Determine the number of lines below that contain "Total". Write nothing but that number.
###
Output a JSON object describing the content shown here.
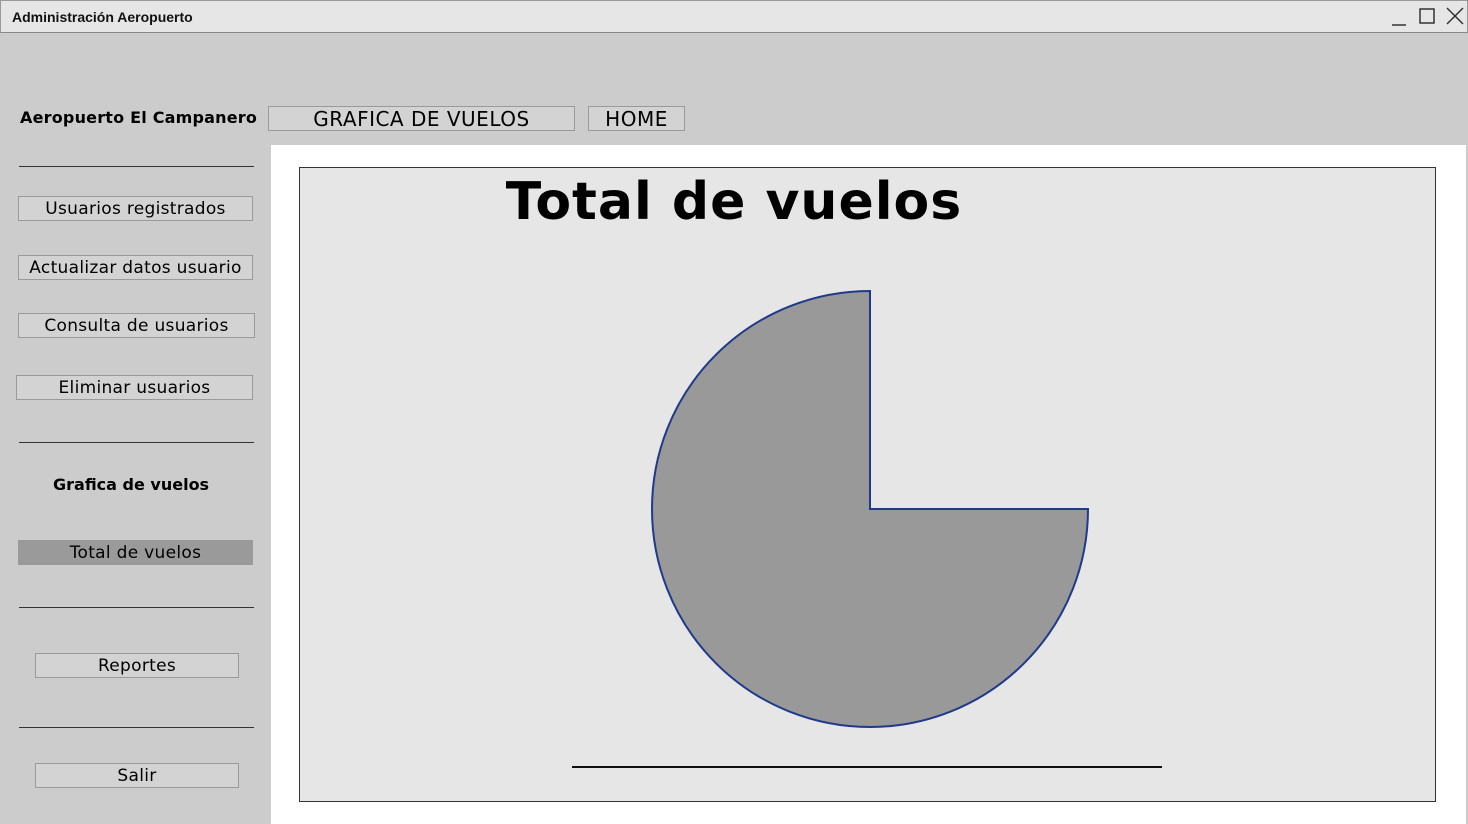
{
  "window": {
    "title": "Administración Aeropuerto",
    "controls": [
      "minimize-icon",
      "maximize-icon",
      "close-icon"
    ]
  },
  "brand": "Aeropuerto El Campanero",
  "tabs": [
    "GRAFICA DE VUELOS",
    "HOME"
  ],
  "sidebar": {
    "user_buttons": [
      "Usuarios registrados",
      "Actualizar datos usuario",
      "Consulta de usuarios",
      "Eliminar usuarios"
    ],
    "section_label": "Grafica de vuelos",
    "chart_button": "Total de vuelos",
    "reports_button": "Reportes",
    "exit_button": "Salir"
  },
  "colors": {
    "pie_fill": "#999999",
    "pie_stroke": "#1f3a8a",
    "panel_bg": "#e6e6e6",
    "active_button": "#9a9a9a"
  },
  "chart_data": {
    "type": "pie",
    "title": "Total de vuelos",
    "slices": [
      {
        "value": 75,
        "color": "#999999"
      }
    ],
    "missing_fraction": 0.25,
    "legend": "none"
  }
}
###
RESULT: 2